Data items
===

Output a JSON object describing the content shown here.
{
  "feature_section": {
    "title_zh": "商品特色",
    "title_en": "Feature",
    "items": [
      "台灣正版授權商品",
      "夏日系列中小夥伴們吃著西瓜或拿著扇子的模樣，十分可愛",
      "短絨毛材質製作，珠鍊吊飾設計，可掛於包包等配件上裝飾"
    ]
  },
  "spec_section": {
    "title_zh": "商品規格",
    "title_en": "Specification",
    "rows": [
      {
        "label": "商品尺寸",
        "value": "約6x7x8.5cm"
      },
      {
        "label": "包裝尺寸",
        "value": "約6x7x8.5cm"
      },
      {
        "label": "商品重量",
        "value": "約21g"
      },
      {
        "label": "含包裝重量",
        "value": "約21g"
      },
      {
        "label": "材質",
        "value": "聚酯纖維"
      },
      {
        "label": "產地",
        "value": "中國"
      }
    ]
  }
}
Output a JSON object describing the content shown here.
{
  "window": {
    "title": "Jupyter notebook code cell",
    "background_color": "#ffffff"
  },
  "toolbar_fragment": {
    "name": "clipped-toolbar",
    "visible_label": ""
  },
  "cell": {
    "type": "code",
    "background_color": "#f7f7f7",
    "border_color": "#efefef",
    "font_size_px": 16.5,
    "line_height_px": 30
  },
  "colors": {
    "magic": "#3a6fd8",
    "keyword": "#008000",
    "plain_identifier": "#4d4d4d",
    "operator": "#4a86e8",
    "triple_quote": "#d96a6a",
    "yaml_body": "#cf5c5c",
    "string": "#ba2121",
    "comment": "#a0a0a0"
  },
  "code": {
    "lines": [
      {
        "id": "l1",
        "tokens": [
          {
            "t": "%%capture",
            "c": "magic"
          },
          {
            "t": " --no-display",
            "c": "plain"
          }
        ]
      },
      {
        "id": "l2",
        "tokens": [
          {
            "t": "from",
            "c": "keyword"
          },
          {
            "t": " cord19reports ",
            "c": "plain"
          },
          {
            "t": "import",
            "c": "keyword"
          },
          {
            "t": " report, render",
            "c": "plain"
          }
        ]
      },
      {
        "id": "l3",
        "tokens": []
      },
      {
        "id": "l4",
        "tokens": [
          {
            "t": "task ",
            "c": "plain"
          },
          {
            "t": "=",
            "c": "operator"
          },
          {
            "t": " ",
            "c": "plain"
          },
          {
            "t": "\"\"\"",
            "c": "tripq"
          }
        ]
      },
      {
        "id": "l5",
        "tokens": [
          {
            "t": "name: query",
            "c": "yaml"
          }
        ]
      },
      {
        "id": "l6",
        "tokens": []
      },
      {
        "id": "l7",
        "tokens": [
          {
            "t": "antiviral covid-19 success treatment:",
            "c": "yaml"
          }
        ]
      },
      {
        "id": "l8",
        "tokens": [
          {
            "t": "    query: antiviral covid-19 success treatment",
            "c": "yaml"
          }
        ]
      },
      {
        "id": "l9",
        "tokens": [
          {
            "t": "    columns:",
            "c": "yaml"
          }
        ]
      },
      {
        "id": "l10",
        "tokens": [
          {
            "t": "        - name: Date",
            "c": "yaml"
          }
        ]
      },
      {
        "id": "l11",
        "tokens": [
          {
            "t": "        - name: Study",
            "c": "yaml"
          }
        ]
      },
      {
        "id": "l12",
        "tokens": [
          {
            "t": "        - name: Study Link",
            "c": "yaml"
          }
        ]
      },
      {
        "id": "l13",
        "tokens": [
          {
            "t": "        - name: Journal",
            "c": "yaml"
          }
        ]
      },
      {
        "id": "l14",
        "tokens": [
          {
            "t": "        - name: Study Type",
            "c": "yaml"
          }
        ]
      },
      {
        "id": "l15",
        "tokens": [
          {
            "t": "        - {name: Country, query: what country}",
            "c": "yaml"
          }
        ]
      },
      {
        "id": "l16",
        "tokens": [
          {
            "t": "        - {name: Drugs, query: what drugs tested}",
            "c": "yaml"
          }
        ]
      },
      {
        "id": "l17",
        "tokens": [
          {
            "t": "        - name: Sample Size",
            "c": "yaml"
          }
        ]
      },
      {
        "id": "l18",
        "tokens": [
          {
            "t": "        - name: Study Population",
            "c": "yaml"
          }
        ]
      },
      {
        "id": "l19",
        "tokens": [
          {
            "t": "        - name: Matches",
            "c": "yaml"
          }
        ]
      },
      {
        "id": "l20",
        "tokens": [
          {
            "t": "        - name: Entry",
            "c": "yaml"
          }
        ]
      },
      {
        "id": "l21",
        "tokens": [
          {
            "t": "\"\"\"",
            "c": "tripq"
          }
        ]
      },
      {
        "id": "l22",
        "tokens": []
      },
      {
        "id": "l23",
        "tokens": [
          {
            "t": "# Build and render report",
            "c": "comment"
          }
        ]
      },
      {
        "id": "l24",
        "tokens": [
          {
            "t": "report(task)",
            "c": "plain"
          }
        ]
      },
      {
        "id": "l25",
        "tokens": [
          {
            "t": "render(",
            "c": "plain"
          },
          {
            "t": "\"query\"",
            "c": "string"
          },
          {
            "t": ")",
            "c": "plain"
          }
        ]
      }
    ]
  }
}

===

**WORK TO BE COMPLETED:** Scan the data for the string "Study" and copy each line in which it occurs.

**ANSWER BOX:**
            "t": "        - name: Study",
            "t": "        - name: Study Link",
            "t": "        - name: Study Type",
            "t": "        - name: Study Population",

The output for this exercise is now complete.